Report every line of the records that contains the word "grey".

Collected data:

#####

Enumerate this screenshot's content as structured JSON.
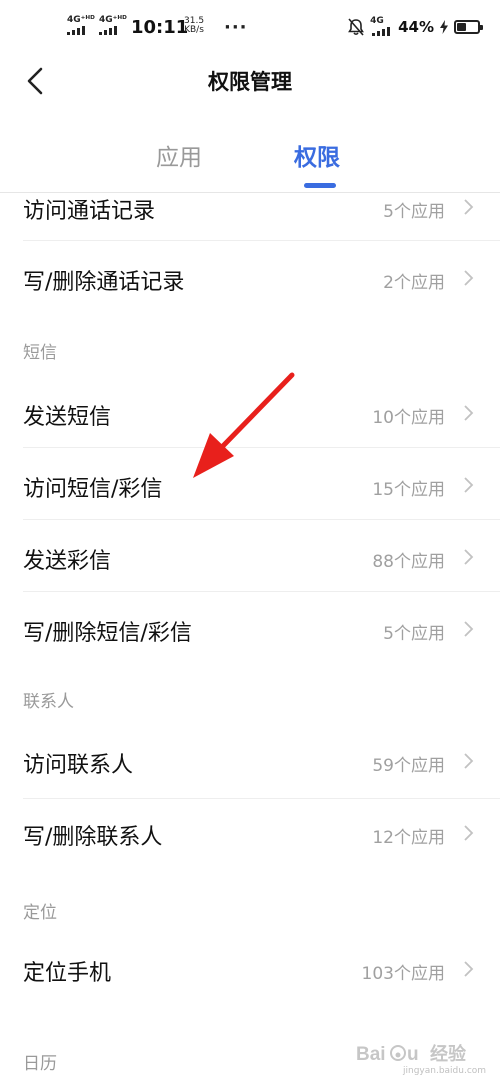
{
  "status_bar": {
    "sim1": "4G⁺ᴴᴰ",
    "sim2": "4G⁺ᴴᴰ",
    "time": "10:11",
    "speed_value": "31.5",
    "speed_unit": "KB/s",
    "more": "···",
    "net_type": "4G",
    "battery_percent": "44%",
    "battery_level": 0.44
  },
  "header": {
    "title": "权限管理"
  },
  "tabs": [
    {
      "label": "应用",
      "active": false
    },
    {
      "label": "权限",
      "active": true
    }
  ],
  "list": {
    "items": [
      {
        "label": "访问通话记录",
        "count": "5个应用"
      },
      {
        "label": "写/删除通话记录",
        "count": "2个应用"
      }
    ],
    "sms": {
      "header": "短信",
      "items": [
        {
          "label": "发送短信",
          "count": "10个应用"
        },
        {
          "label": "访问短信/彩信",
          "count": "15个应用"
        },
        {
          "label": "发送彩信",
          "count": "88个应用"
        },
        {
          "label": "写/删除短信/彩信",
          "count": "5个应用"
        }
      ]
    },
    "contacts": {
      "header": "联系人",
      "items": [
        {
          "label": "访问联系人",
          "count": "59个应用"
        },
        {
          "label": "写/删除联系人",
          "count": "12个应用"
        }
      ]
    },
    "location": {
      "header": "定位",
      "items": [
        {
          "label": "定位手机",
          "count": "103个应用"
        }
      ]
    },
    "calendar": {
      "header": "日历"
    }
  },
  "annotation": {
    "color": "#e8201c"
  },
  "watermark": {
    "logo": "Baidu",
    "text": "经验",
    "url": "jingyan.baidu.com"
  },
  "colors": {
    "accent": "#3a6ce0",
    "secondary_text": "#a0a0a0"
  }
}
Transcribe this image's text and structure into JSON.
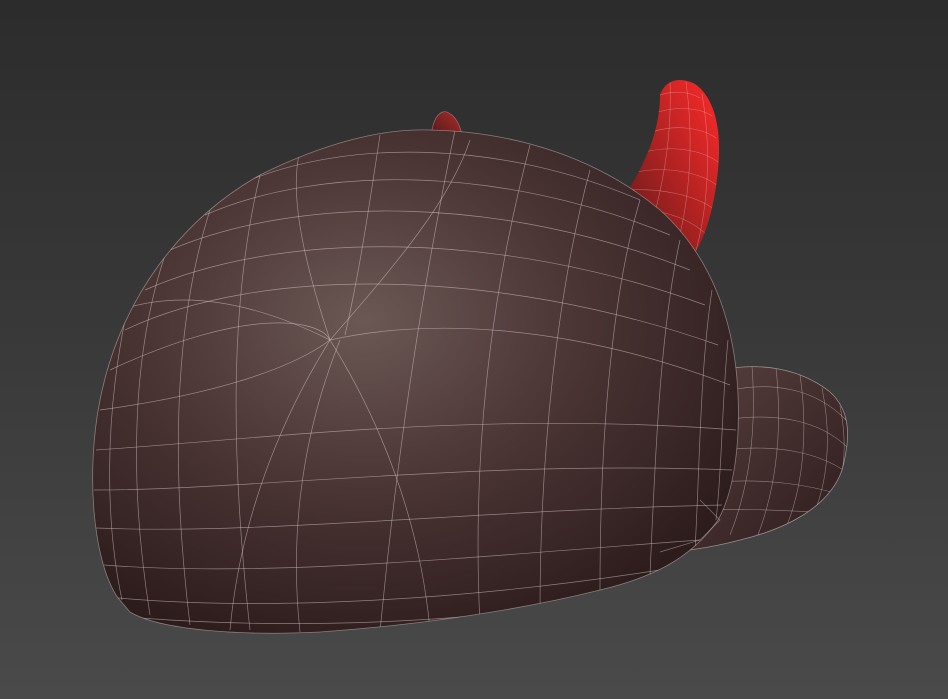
{
  "viewport": {
    "object": "devil-horned-cap",
    "shading": "wireframe-on-shaded",
    "colors": {
      "background_top": "#2c2c2c",
      "background_bottom": "#4a4a4a",
      "cap_body": "#4a3535",
      "cap_highlight": "#6a5552",
      "cap_shadow": "#2a1818",
      "horn_base": "#7a1c1c",
      "horn_tip": "#e02020",
      "wire": "#d8c8c8"
    }
  }
}
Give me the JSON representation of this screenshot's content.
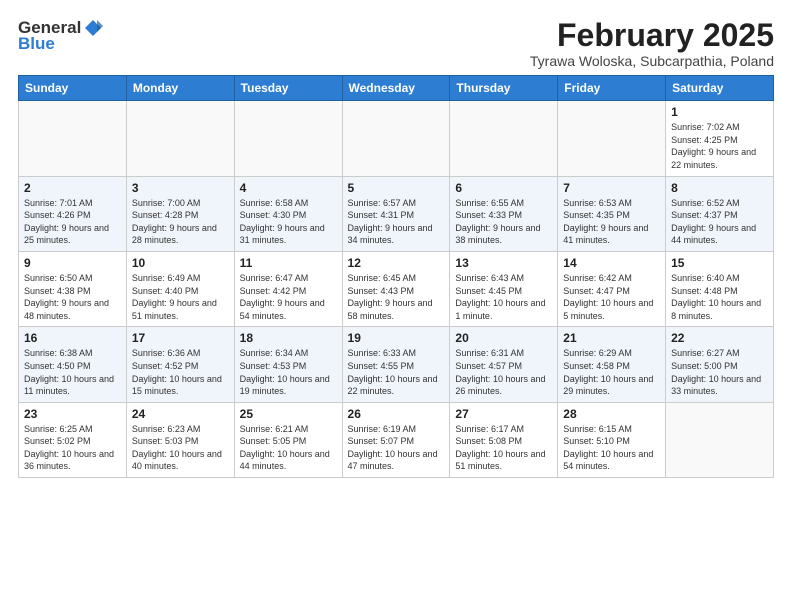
{
  "header": {
    "logo_general": "General",
    "logo_blue": "Blue",
    "month_title": "February 2025",
    "location": "Tyrawa Woloska, Subcarpathia, Poland"
  },
  "weekdays": [
    "Sunday",
    "Monday",
    "Tuesday",
    "Wednesday",
    "Thursday",
    "Friday",
    "Saturday"
  ],
  "weeks": [
    [
      {
        "day": "",
        "info": ""
      },
      {
        "day": "",
        "info": ""
      },
      {
        "day": "",
        "info": ""
      },
      {
        "day": "",
        "info": ""
      },
      {
        "day": "",
        "info": ""
      },
      {
        "day": "",
        "info": ""
      },
      {
        "day": "1",
        "info": "Sunrise: 7:02 AM\nSunset: 4:25 PM\nDaylight: 9 hours and 22 minutes."
      }
    ],
    [
      {
        "day": "2",
        "info": "Sunrise: 7:01 AM\nSunset: 4:26 PM\nDaylight: 9 hours and 25 minutes."
      },
      {
        "day": "3",
        "info": "Sunrise: 7:00 AM\nSunset: 4:28 PM\nDaylight: 9 hours and 28 minutes."
      },
      {
        "day": "4",
        "info": "Sunrise: 6:58 AM\nSunset: 4:30 PM\nDaylight: 9 hours and 31 minutes."
      },
      {
        "day": "5",
        "info": "Sunrise: 6:57 AM\nSunset: 4:31 PM\nDaylight: 9 hours and 34 minutes."
      },
      {
        "day": "6",
        "info": "Sunrise: 6:55 AM\nSunset: 4:33 PM\nDaylight: 9 hours and 38 minutes."
      },
      {
        "day": "7",
        "info": "Sunrise: 6:53 AM\nSunset: 4:35 PM\nDaylight: 9 hours and 41 minutes."
      },
      {
        "day": "8",
        "info": "Sunrise: 6:52 AM\nSunset: 4:37 PM\nDaylight: 9 hours and 44 minutes."
      }
    ],
    [
      {
        "day": "9",
        "info": "Sunrise: 6:50 AM\nSunset: 4:38 PM\nDaylight: 9 hours and 48 minutes."
      },
      {
        "day": "10",
        "info": "Sunrise: 6:49 AM\nSunset: 4:40 PM\nDaylight: 9 hours and 51 minutes."
      },
      {
        "day": "11",
        "info": "Sunrise: 6:47 AM\nSunset: 4:42 PM\nDaylight: 9 hours and 54 minutes."
      },
      {
        "day": "12",
        "info": "Sunrise: 6:45 AM\nSunset: 4:43 PM\nDaylight: 9 hours and 58 minutes."
      },
      {
        "day": "13",
        "info": "Sunrise: 6:43 AM\nSunset: 4:45 PM\nDaylight: 10 hours and 1 minute."
      },
      {
        "day": "14",
        "info": "Sunrise: 6:42 AM\nSunset: 4:47 PM\nDaylight: 10 hours and 5 minutes."
      },
      {
        "day": "15",
        "info": "Sunrise: 6:40 AM\nSunset: 4:48 PM\nDaylight: 10 hours and 8 minutes."
      }
    ],
    [
      {
        "day": "16",
        "info": "Sunrise: 6:38 AM\nSunset: 4:50 PM\nDaylight: 10 hours and 11 minutes."
      },
      {
        "day": "17",
        "info": "Sunrise: 6:36 AM\nSunset: 4:52 PM\nDaylight: 10 hours and 15 minutes."
      },
      {
        "day": "18",
        "info": "Sunrise: 6:34 AM\nSunset: 4:53 PM\nDaylight: 10 hours and 19 minutes."
      },
      {
        "day": "19",
        "info": "Sunrise: 6:33 AM\nSunset: 4:55 PM\nDaylight: 10 hours and 22 minutes."
      },
      {
        "day": "20",
        "info": "Sunrise: 6:31 AM\nSunset: 4:57 PM\nDaylight: 10 hours and 26 minutes."
      },
      {
        "day": "21",
        "info": "Sunrise: 6:29 AM\nSunset: 4:58 PM\nDaylight: 10 hours and 29 minutes."
      },
      {
        "day": "22",
        "info": "Sunrise: 6:27 AM\nSunset: 5:00 PM\nDaylight: 10 hours and 33 minutes."
      }
    ],
    [
      {
        "day": "23",
        "info": "Sunrise: 6:25 AM\nSunset: 5:02 PM\nDaylight: 10 hours and 36 minutes."
      },
      {
        "day": "24",
        "info": "Sunrise: 6:23 AM\nSunset: 5:03 PM\nDaylight: 10 hours and 40 minutes."
      },
      {
        "day": "25",
        "info": "Sunrise: 6:21 AM\nSunset: 5:05 PM\nDaylight: 10 hours and 44 minutes."
      },
      {
        "day": "26",
        "info": "Sunrise: 6:19 AM\nSunset: 5:07 PM\nDaylight: 10 hours and 47 minutes."
      },
      {
        "day": "27",
        "info": "Sunrise: 6:17 AM\nSunset: 5:08 PM\nDaylight: 10 hours and 51 minutes."
      },
      {
        "day": "28",
        "info": "Sunrise: 6:15 AM\nSunset: 5:10 PM\nDaylight: 10 hours and 54 minutes."
      },
      {
        "day": "",
        "info": ""
      }
    ]
  ]
}
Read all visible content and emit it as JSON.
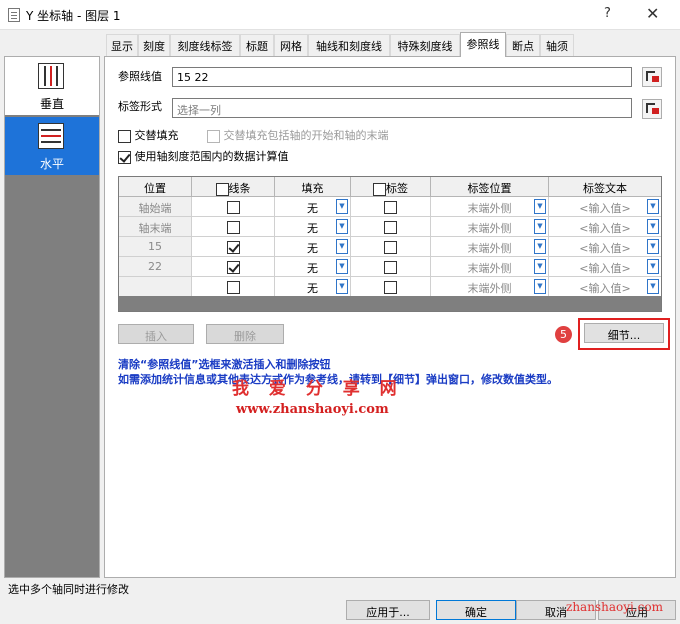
{
  "window": {
    "title": "Y 坐标轴 - 图层 1",
    "help": "?",
    "close": "✕"
  },
  "tabs": [
    "显示",
    "刻度",
    "刻度线标签",
    "标题",
    "网格",
    "轴线和刻度线",
    "特殊刻度线",
    "参照线",
    "断点",
    "轴须"
  ],
  "active_tab": "参照线",
  "axes": [
    {
      "label": "垂直",
      "selected": false
    },
    {
      "label": "水平",
      "selected": true
    }
  ],
  "form": {
    "ref_value_label": "参照线值",
    "ref_value": "15 22",
    "label_form_label": "标签形式",
    "label_form_placeholder": "选择一列",
    "alt_fill_label": "交替填充",
    "alt_fill_ends_label": "交替填充包括轴的开始和轴的末端",
    "use_axis_range_label": "使用轴刻度范围内的数据计算值"
  },
  "grid": {
    "headers": {
      "position": "位置",
      "line": "线条",
      "fill": "填充",
      "label": "标签",
      "label_pos": "标签位置",
      "label_text": "标签文本"
    },
    "rows": [
      {
        "position": "轴始端",
        "line": false,
        "fill": "无",
        "label": false,
        "label_pos": "末端外侧",
        "label_text": "<输入值>"
      },
      {
        "position": "轴末端",
        "line": false,
        "fill": "无",
        "label": false,
        "label_pos": "末端外侧",
        "label_text": "<输入值>"
      },
      {
        "position": "15",
        "line": true,
        "fill": "无",
        "label": false,
        "label_pos": "末端外侧",
        "label_text": "<输入值>"
      },
      {
        "position": "22",
        "line": true,
        "fill": "无",
        "label": false,
        "label_pos": "末端外侧",
        "label_text": "<输入值>"
      },
      {
        "position": "",
        "line": false,
        "fill": "无",
        "label": false,
        "label_pos": "末端外侧",
        "label_text": "<输入值>"
      }
    ]
  },
  "buttons": {
    "insert": "插入",
    "delete": "删除",
    "details": "细节...",
    "apply_to": "应用于...",
    "ok": "确定",
    "cancel": "取消",
    "apply": "应用"
  },
  "step_badge": "5",
  "info": {
    "line1": "清除“参照线值”选框来激活插入和删除按钮",
    "line2": "如需添加统计信息或其他表达方式作为参考线，请转到【细节】弹出窗口，修改数值类型。"
  },
  "watermark": {
    "cn": "我 爱 分 享 网",
    "url": "www.zhanshaoyi.com",
    "corner": "zhanshaoyi.com"
  },
  "status_text": "选中多个轴同时进行修改",
  "colors": {
    "selection_blue": "#1e73d9",
    "info_blue": "#1a3cc4",
    "highlight_red": "#e02020"
  }
}
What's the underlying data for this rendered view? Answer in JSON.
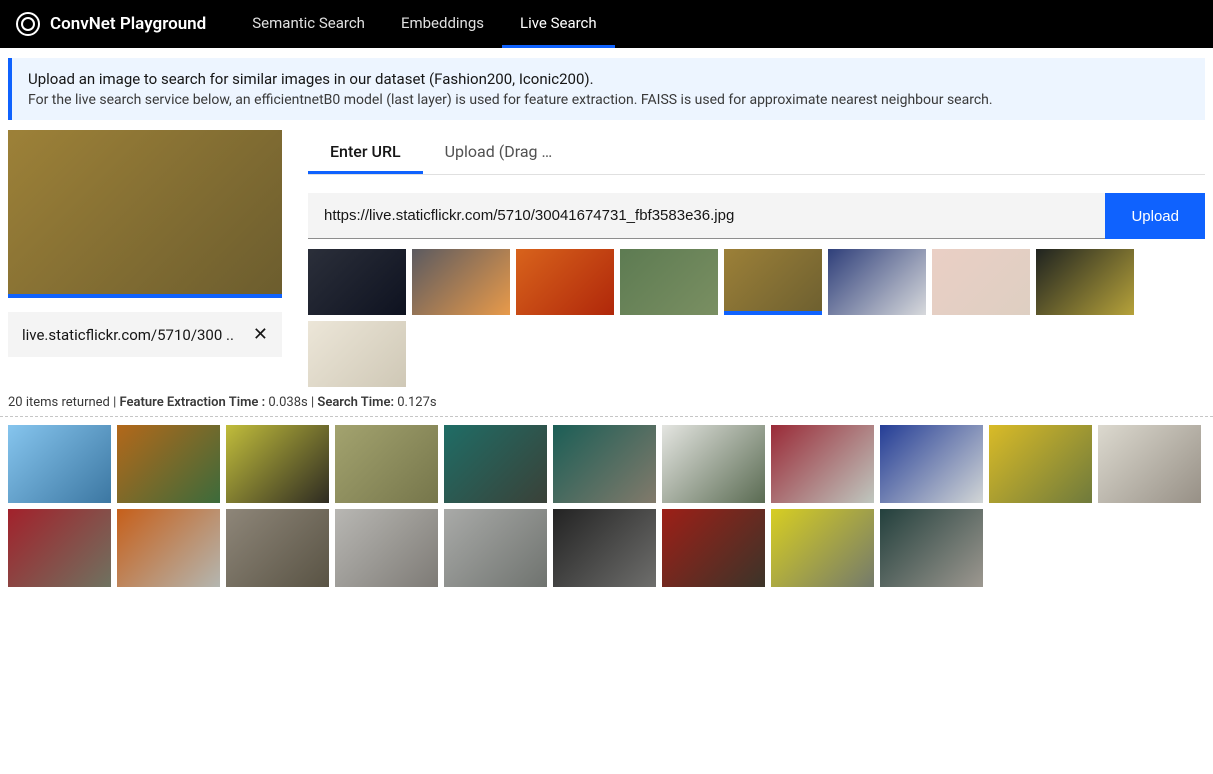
{
  "brand": "ConvNet Playground",
  "nav": {
    "items": [
      "Semantic Search",
      "Embeddings",
      "Live Search"
    ],
    "active_index": 2
  },
  "banner": {
    "line1": "Upload an image to search for similar images in our dataset (Fashion200, Iconic200).",
    "line2": "For the live search service below, an efficientnetB0 model (last layer) is used for feature extraction. FAISS is used for approximate nearest neighbour search."
  },
  "tabs": {
    "items": [
      "Enter URL",
      "Upload (Drag n Dr..."
    ],
    "active_index": 0
  },
  "url_input": {
    "value": "https://live.staticflickr.com/5710/30041674731_fbf3583e36.jpg",
    "button_label": "Upload"
  },
  "samples": [
    {
      "name": "eiffel-tower",
      "bg1": "#2b2f3a",
      "bg2": "#0e1220"
    },
    {
      "name": "stonehenge",
      "bg1": "#5b5a60",
      "bg2": "#e89a4a"
    },
    {
      "name": "orange-slices",
      "bg1": "#d8631c",
      "bg2": "#b0270a"
    },
    {
      "name": "red-car-road",
      "bg1": "#5d7b52",
      "bg2": "#7a8f62"
    },
    {
      "name": "vintage-car",
      "bg1": "#9c8038",
      "bg2": "#6e6030",
      "selected": true
    },
    {
      "name": "blue-dress",
      "bg1": "#2f3f7a",
      "bg2": "#d7d9dc"
    },
    {
      "name": "pink-flats",
      "bg1": "#eacfc5",
      "bg2": "#decfc2"
    },
    {
      "name": "black-sneakers",
      "bg1": "#1f2320",
      "bg2": "#b6a23a"
    },
    {
      "name": "grey-shoes",
      "bg1": "#ece6d8",
      "bg2": "#cfc8b6"
    }
  ],
  "query_image": {
    "name": "vintage-car",
    "bg1": "#9d8138",
    "bg2": "#6c5d2e"
  },
  "chip": {
    "text": "live.staticflickr.com/5710/300 .."
  },
  "stats": {
    "items_returned": "20 items returned",
    "extract_label": "Feature Extraction Time :",
    "extract_time": "0.038s",
    "search_label": "Search Time:",
    "search_time": "0.127s"
  },
  "results": [
    {
      "name": "blue-pickup-city",
      "bg1": "#86c5ee",
      "bg2": "#3c77a2"
    },
    {
      "name": "orange-beetle-park",
      "bg1": "#b3681a",
      "bg2": "#3c6b3b"
    },
    {
      "name": "yellow-beetle-show",
      "bg1": "#c1bd3b",
      "bg2": "#2e2b22"
    },
    {
      "name": "tan-beetle-field",
      "bg1": "#a3a36f",
      "bg2": "#76764b"
    },
    {
      "name": "teal-beetle-1",
      "bg1": "#1f6d66",
      "bg2": "#3a4138"
    },
    {
      "name": "teal-beetle-2",
      "bg1": "#1b5e56",
      "bg2": "#827a6b"
    },
    {
      "name": "white-pickup",
      "bg1": "#e4e5e1",
      "bg2": "#5a6b52"
    },
    {
      "name": "red-beetle",
      "bg1": "#9a2a37",
      "bg2": "#bfc7bf"
    },
    {
      "name": "blue-white-beetle",
      "bg1": "#243d96",
      "bg2": "#d2d6d6"
    },
    {
      "name": "yellow-beetle-grass",
      "bg1": "#d9bb27",
      "bg2": "#6f7a3c"
    },
    {
      "name": "white-beetle",
      "bg1": "#dcd9cf",
      "bg2": "#979086"
    },
    {
      "name": "red-beetle-street",
      "bg1": "#a2212b",
      "bg2": "#6f7260"
    },
    {
      "name": "orange-beetle-road",
      "bg1": "#c65f1a",
      "bg2": "#b4b6b0"
    },
    {
      "name": "grey-beetle-cobble",
      "bg1": "#8e8679",
      "bg2": "#595344"
    },
    {
      "name": "silver-sedan",
      "bg1": "#b8b7b3",
      "bg2": "#7e7b76"
    },
    {
      "name": "silver-pickup",
      "bg1": "#a9aaa8",
      "bg2": "#6f736f"
    },
    {
      "name": "black-car",
      "bg1": "#232323",
      "bg2": "#6e6e6c"
    },
    {
      "name": "red-pickup-house",
      "bg1": "#9d1f17",
      "bg2": "#3b3429"
    },
    {
      "name": "yellow-beetle-lot",
      "bg1": "#d7ce22",
      "bg2": "#747a6b"
    },
    {
      "name": "dark-teal-beetle",
      "bg1": "#23403d",
      "bg2": "#9d9890"
    }
  ]
}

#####

Solved exercise:
      "name": "grey-shoes",
      "name": "grey-beetle-cobble",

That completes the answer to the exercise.